++++ MATERIAL PROVIDED ++++

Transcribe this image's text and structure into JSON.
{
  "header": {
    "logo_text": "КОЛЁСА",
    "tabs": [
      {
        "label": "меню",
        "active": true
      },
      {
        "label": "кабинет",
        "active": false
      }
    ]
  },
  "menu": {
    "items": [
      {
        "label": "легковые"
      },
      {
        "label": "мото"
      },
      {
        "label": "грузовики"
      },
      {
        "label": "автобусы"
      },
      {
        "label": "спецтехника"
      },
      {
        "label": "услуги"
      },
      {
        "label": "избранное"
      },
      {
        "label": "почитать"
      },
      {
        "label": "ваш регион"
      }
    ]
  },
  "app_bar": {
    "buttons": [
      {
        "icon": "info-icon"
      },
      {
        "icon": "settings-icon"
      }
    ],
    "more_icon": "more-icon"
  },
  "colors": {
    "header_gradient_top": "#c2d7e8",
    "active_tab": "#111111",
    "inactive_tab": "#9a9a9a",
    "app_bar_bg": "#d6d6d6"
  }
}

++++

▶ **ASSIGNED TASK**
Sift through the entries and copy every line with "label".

▶ **RESPONSE TO THE TASK**
        "label": "меню",
        "label": "кабинет",
        "label": "легковые"
        "label": "мото"
        "label": "грузовики"
        "label": "автобусы"
        "label": "спецтехника"
        "label": "услуги"
        "label": "избранное"
        "label": "почитать"
        "label": "ваш регион"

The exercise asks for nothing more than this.